You might find the following analogy silly, but I don’t care ???? I watched Spider-man 2 on the Qatar flight and a scene brought me to tears because of the spiritual significance that I saw in it. After helping the city in heroic ways for a long time Spider-man leaves the scene for about 6 months while grieving, leaving the city desperate for his help. A little boy who had met spider-man earlier in the film was in public with a crowd when a villain began to threaten the police. He was wearing a little Spider-man suit and escaped from his mother to run out into the street between the people and police and the villain, believing that since he was spider-man that maybe he could save everyone. I lost it when he boldly stepped up, challenging the villain, only to have the villain laugh (rightly so). As he was facing the villain, the real spider-man returned and hovered behind the boy (that’s when I lost it). I saw myself as that little boy, facing the enemies of mankind (Paul refers to them as the spiritual forces of wickedness), dressed in the outfit of my king (who everyone says is gone never to return), drawing boldness from my identity as belonging to Him and my believe in his power over my enemies.
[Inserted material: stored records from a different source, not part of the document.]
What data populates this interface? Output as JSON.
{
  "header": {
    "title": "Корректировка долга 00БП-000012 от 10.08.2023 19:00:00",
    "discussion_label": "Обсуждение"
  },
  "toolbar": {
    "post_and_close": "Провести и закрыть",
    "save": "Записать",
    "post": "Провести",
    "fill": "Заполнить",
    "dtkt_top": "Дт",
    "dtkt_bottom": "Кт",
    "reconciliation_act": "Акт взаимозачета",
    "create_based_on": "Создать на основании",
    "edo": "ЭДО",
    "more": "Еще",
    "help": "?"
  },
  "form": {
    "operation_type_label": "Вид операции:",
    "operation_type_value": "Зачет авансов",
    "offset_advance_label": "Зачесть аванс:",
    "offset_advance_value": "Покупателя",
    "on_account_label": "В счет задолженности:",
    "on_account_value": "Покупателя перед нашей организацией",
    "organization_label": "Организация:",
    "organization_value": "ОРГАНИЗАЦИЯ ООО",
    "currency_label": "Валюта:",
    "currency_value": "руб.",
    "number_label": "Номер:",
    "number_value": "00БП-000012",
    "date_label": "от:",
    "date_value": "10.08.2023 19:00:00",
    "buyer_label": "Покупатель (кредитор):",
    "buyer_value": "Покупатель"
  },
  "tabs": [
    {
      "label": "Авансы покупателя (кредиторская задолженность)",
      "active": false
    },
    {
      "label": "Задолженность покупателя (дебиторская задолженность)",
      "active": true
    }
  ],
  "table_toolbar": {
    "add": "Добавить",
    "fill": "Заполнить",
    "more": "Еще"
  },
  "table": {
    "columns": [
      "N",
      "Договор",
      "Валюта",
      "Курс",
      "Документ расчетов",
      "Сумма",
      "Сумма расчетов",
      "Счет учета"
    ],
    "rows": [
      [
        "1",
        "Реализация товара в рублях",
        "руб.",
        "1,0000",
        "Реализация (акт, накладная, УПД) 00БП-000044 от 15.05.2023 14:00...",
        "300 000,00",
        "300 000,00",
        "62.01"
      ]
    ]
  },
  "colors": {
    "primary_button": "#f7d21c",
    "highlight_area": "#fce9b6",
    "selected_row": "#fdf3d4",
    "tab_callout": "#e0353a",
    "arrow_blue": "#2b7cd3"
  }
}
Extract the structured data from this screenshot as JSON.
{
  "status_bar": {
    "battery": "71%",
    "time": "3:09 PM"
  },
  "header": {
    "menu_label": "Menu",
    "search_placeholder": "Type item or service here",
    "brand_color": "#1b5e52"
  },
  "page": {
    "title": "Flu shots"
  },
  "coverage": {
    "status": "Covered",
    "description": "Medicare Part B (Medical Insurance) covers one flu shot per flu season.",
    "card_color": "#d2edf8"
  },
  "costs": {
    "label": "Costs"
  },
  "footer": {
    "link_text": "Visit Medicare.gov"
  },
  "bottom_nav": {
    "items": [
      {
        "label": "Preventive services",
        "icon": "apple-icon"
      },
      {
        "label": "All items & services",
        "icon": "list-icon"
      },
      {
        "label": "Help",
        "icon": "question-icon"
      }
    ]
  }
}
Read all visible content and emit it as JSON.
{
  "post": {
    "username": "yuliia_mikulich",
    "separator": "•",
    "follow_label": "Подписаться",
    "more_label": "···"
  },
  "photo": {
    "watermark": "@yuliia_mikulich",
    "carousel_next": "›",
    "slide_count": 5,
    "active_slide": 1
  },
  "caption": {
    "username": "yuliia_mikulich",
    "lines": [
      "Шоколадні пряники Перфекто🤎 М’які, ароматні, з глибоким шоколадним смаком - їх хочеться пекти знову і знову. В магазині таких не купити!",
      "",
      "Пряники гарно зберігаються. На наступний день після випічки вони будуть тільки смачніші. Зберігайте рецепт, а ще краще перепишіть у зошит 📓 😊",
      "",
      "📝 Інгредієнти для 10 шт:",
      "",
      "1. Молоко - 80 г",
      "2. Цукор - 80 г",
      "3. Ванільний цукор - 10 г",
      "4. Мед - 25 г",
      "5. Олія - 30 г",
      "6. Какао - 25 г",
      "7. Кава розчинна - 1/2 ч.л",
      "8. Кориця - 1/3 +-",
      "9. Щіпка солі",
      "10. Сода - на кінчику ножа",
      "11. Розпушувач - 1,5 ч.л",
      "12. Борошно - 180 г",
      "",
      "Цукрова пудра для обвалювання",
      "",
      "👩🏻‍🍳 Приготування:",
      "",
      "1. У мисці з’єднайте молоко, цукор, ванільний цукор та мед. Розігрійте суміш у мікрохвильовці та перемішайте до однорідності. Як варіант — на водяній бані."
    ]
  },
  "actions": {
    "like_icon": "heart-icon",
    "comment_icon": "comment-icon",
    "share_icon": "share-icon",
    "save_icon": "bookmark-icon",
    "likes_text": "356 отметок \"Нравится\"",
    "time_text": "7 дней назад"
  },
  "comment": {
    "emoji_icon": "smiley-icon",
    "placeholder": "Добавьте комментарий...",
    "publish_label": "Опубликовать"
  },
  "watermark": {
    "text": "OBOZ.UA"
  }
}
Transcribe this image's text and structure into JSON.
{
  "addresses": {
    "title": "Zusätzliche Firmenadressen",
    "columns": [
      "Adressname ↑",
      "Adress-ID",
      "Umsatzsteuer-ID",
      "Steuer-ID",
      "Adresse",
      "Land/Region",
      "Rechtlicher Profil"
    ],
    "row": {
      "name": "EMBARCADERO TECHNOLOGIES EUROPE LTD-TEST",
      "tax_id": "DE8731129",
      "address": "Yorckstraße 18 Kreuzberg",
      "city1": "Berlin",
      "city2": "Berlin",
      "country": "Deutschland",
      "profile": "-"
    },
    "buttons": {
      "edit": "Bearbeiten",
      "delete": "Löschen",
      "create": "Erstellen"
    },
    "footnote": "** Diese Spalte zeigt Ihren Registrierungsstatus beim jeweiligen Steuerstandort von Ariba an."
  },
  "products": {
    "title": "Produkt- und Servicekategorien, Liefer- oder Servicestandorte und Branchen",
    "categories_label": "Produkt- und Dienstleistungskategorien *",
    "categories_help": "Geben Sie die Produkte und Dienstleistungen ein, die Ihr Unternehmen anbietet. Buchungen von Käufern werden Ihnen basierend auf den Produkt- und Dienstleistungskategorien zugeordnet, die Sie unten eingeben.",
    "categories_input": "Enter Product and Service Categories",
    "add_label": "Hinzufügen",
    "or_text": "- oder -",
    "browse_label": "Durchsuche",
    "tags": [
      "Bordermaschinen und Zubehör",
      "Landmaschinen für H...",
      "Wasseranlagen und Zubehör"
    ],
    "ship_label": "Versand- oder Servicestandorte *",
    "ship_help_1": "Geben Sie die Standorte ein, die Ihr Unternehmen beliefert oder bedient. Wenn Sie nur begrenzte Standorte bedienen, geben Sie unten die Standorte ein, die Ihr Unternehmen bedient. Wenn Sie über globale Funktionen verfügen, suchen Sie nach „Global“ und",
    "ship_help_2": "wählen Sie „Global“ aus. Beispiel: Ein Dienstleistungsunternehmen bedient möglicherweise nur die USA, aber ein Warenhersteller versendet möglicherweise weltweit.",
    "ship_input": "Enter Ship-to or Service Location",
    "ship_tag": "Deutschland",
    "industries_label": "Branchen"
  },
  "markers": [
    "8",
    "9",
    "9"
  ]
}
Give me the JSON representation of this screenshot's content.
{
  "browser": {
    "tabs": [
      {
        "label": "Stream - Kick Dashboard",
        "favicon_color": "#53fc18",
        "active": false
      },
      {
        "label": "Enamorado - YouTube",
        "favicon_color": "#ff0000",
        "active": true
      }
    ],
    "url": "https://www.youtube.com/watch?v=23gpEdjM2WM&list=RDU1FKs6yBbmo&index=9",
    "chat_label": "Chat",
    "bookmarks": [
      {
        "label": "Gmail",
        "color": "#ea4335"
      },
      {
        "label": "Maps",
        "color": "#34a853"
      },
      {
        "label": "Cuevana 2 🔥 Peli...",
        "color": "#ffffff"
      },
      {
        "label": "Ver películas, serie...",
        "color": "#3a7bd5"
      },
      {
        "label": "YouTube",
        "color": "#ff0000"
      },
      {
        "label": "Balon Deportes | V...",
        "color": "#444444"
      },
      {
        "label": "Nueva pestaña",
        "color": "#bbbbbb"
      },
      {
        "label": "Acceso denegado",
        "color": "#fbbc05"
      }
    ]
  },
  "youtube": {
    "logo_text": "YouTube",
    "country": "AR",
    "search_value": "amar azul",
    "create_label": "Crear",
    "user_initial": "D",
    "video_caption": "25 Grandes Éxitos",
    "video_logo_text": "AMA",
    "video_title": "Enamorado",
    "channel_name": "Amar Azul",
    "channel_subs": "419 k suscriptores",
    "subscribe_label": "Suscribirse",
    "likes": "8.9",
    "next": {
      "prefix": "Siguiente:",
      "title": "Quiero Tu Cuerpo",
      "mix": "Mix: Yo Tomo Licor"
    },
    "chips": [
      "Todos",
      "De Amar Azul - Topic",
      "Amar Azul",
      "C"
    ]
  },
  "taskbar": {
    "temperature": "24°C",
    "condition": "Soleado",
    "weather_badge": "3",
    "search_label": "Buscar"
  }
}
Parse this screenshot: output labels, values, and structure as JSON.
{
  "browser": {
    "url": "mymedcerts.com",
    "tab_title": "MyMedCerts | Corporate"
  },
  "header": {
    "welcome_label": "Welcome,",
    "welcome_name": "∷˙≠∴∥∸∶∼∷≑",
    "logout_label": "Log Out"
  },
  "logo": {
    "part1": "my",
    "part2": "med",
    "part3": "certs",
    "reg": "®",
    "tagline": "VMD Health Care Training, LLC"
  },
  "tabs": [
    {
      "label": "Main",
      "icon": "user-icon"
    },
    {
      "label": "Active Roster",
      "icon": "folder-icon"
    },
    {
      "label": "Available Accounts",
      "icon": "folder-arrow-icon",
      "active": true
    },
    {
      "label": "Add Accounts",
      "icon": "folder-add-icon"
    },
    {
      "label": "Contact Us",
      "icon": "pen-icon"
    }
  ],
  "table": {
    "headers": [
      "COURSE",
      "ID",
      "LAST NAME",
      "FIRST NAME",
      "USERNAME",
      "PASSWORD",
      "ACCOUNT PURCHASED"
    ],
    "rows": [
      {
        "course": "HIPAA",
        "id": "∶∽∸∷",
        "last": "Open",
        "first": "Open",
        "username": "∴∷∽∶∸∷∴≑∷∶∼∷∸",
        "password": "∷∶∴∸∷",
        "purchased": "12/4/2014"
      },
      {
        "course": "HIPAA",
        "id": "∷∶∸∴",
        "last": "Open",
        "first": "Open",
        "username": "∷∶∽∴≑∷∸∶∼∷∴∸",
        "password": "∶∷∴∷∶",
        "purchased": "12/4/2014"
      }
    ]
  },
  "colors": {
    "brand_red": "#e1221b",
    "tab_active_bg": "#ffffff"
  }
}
Please pray that through the areas of worship and music, I’ll boldly proclaim the gospel of salvation in Jesus Christ alone, and for the conversion of souls to Him through my efforts and those of my team and the churches and ministries we are helping here.
Today and tomorrow I’ll be studying and visiting various ministry leaders, and being a resource to Sam and Randy who are working on the recording studio. I may teach a devotional and songwriting workshop tomorrow (Tuesday) and Wed-Thurs is the Kathmandu worship seminar (9am-5pm). Friday we travel to Hetauda for my preaching and teaching roles there on Saturday and Sunday we return. It looks like I’ll get to visit with Ed and Kelly Boehm Tuesday evening.